“If someone's talking about their experience and maybe they're holding their chest or I can see them ball up their fists, or tighten their shoulders, I'll call attention to that,” she explains. “We'll just notice what that feels like and sort of name if that's something that's positive, negative, neutral, and sort of play around with the idea of: what would it be like if we relax a little bit more? What does your body feel like it needs in this moment?

Diving Deeper in Somatic Healing


#somatichealing #somatiktok #traumarecovery

Understanding how your body is responding to a memory or sensitive topic is just as important as understanding why it’s responding that way. Somatic therapy places a strong emphasis on cultivating awareness of bodily sensations by focusing on the present moment, which allows individuals to gain insight into the connection between their emotions and bodily responses.

If you’re familiar with the term, “the body keeps the score,” it relates to how traumatic events can leave a lasting impact on the body, manifesting as both physical symptoms and emotional distress. Saunder says that somatic therapy is particularly effective in addressing trauma.

“Often when you've experienced trauma, you are used to being disconnected to your body because you've had to be for the purpose of survival,” she says. “Somatic therapy can be really helpful to get you connected again and understand what your body is saying to you, whether or not your body feels safe in different moments, and how you can cultivate a sense of safety.”

Our body is our home — and the need to feel and be safe in our bodies is tantamount to our ability to heal. Having tools outside of therapy to practice self-safety can help us restore a feeling of secureness and wholeness within oneself.

“If you're looking to feel more connected with yourself, a good place to start is with your daily bodily function,” Saunders suggests. “You can check in: Am I thirsty? How do I know when I'm thirsty? How do I know when I'm hungry? How do I know when I need to use the bathroom? Because for a lot of us, it's just automatic. We just do it when we do it, or we ignore those sensations. Starting from there is often a safer place to start — and from there, we can start to understand what it feels like to feel sensations.”

“As far as at-home somatic practices, simply doing things like rocking or cold or hot stimulation can help,” she continues. “There are a lot of things that we do on a day-to-day basis that would be considered somatic practices that we don't necessarily realize — it's just about getting in touch with yourself.”

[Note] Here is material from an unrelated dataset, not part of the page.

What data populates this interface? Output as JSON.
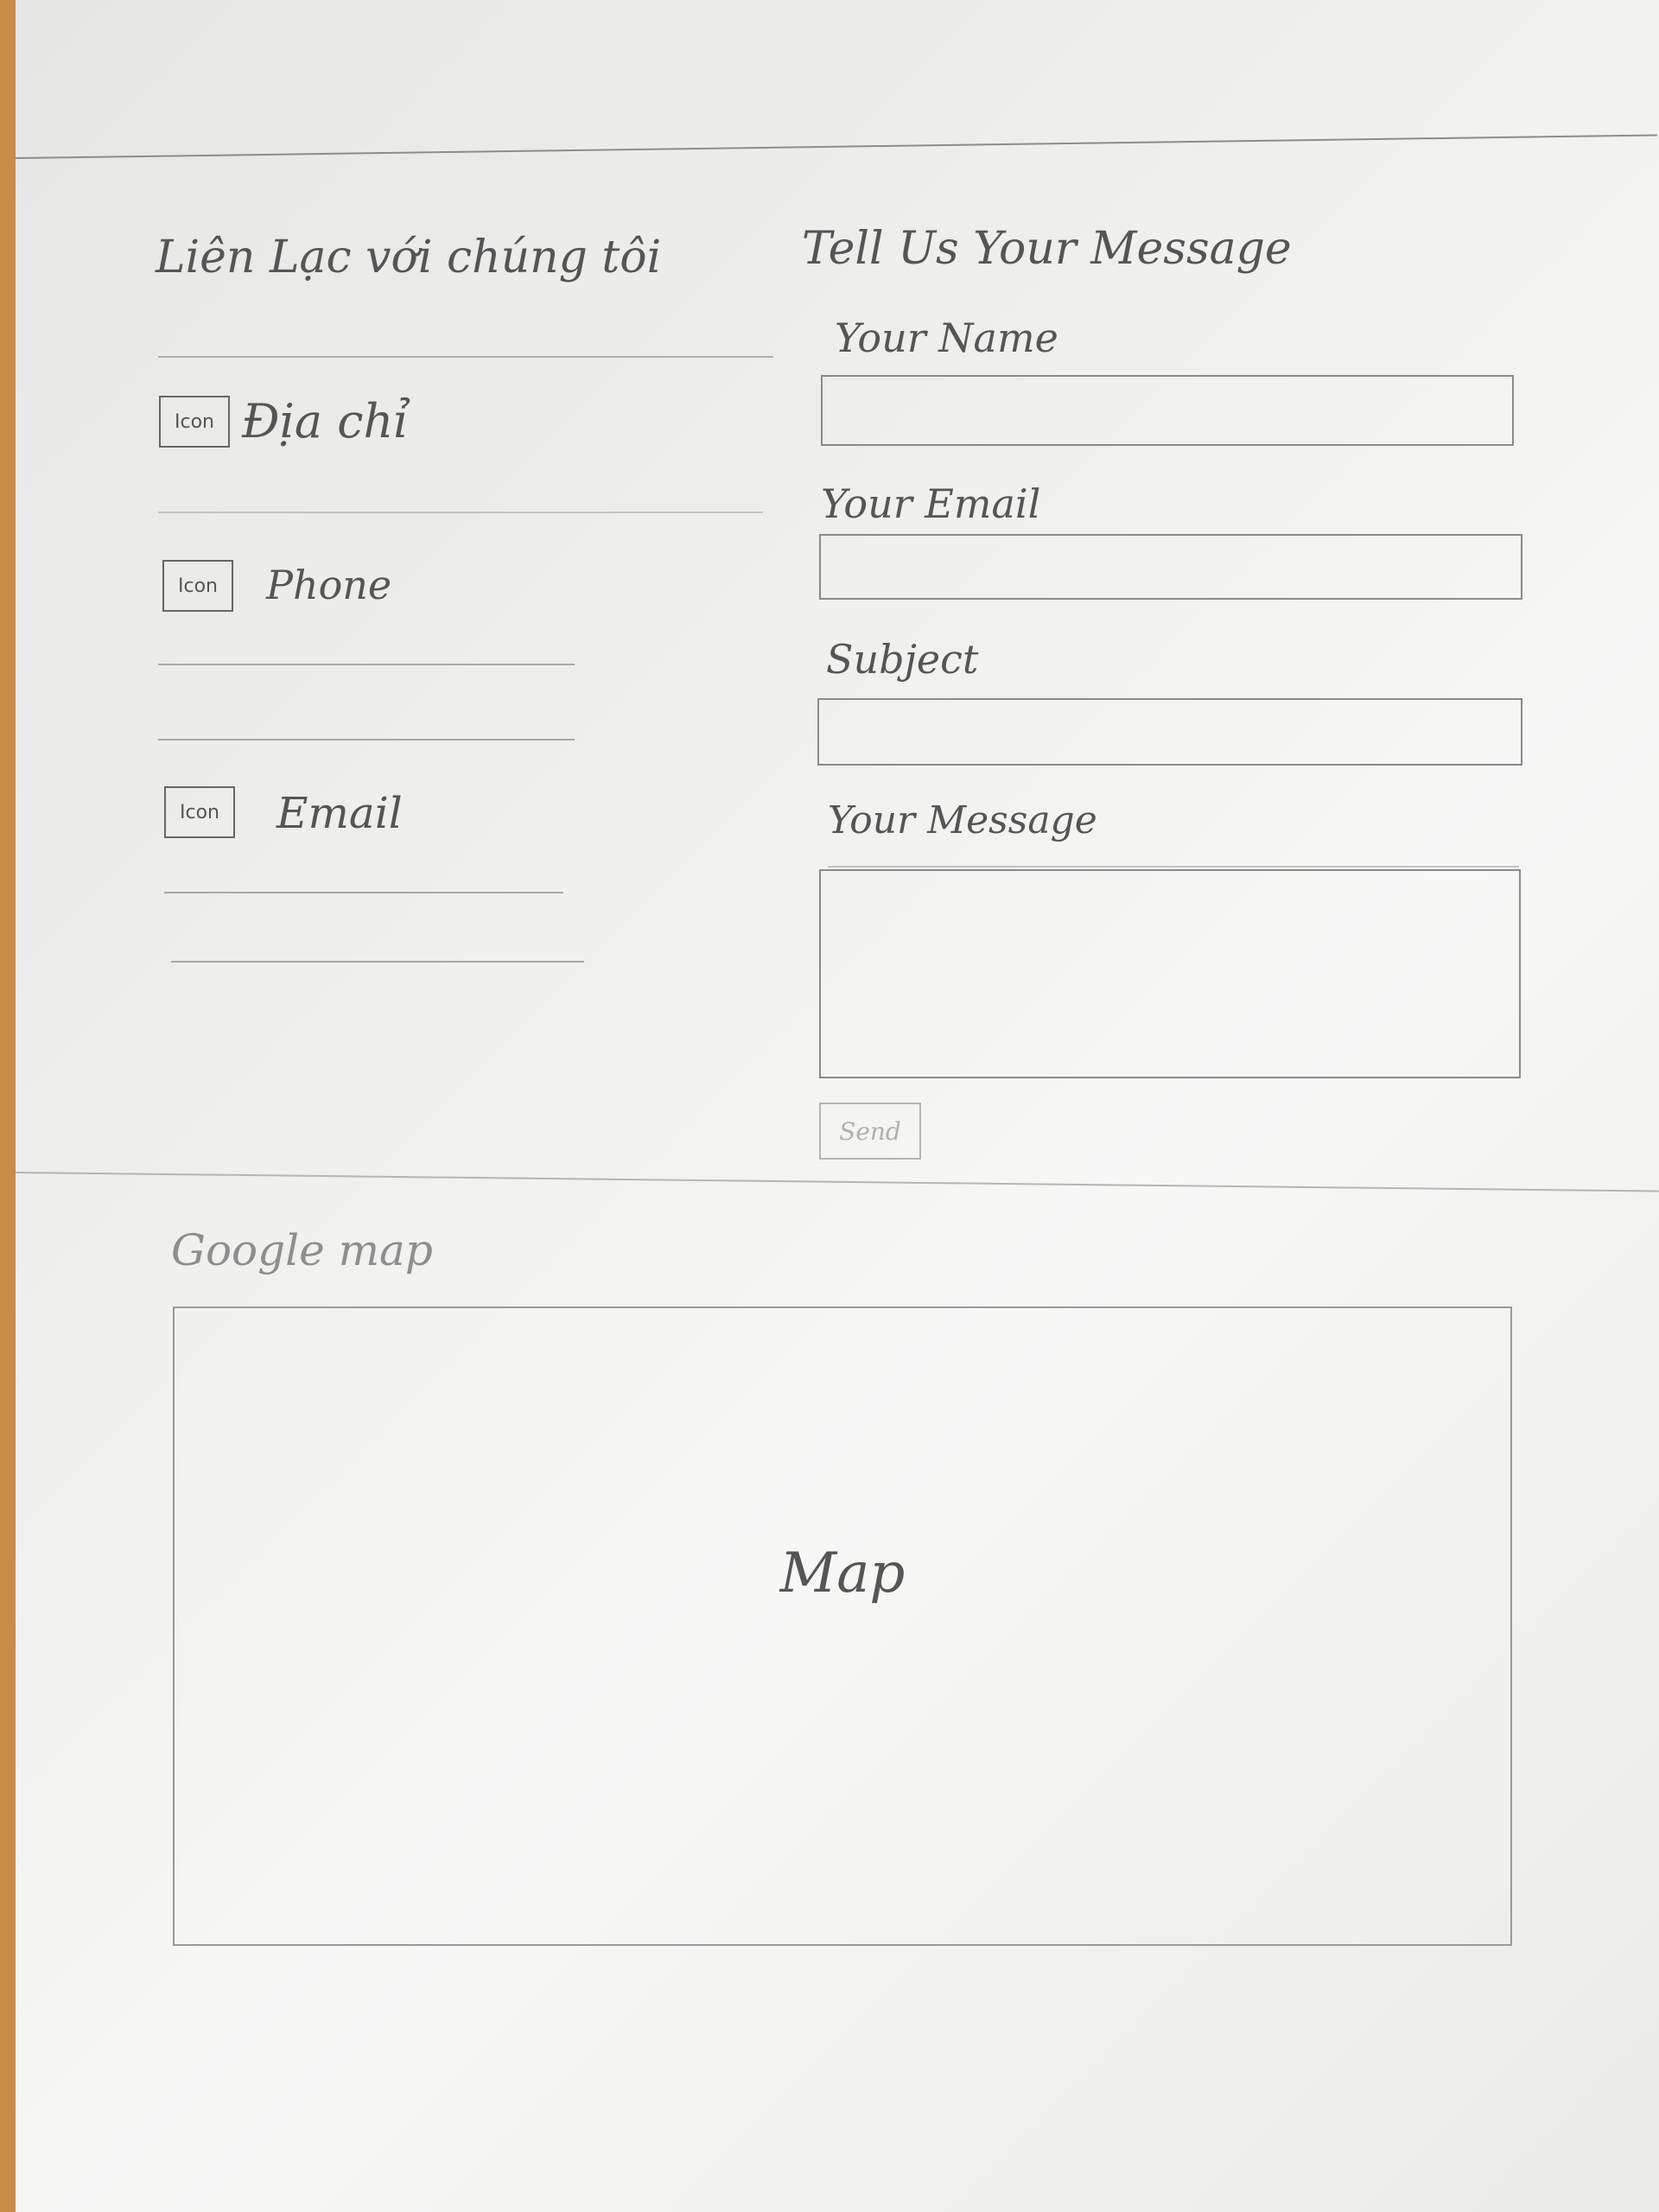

Let’s make things inbox official! Sign up for the xoNecole newsletter for daily love, wellness, career, and exclusive content delivered straight to your inbox.

Featured image by Maskot/Getty Images




As they say, create the change you want to see in this world, besties. That’s why xoNecole linked up with Hyundai for the inaugural ItGirl 100 List, a celebration of 100 Genzennial women who aren’t afraid to pull up their own seats to the table. Across regions and industries, these women embody the essence of discovering self-value through purpose, honey! They're fierce, they’re ultra-creative, and we know they make their cities proud.


Explore your sign’s 2024 horoscope predictions to learn what is in store for you this year in love, career, and more. Check out the love compatibility of each sign to learn more about zodiac pairings and all things compatibility.

Astrology has become even more mainstream and a phenomenon than it ever has in the past. We have gone beyond the, “What’s your sign?” and have moved into “What’s your big 3?” seemingly overnight, and rightly so due to the significance of knowing these important details. Your Big 3 in Astrology represents your sun sign, your moon sign, and your rising sign.

This trifecta is thought to be one of the most significant details of your birth chart and gives you and others more of a full-picture look at who you are beyond just your sun sign.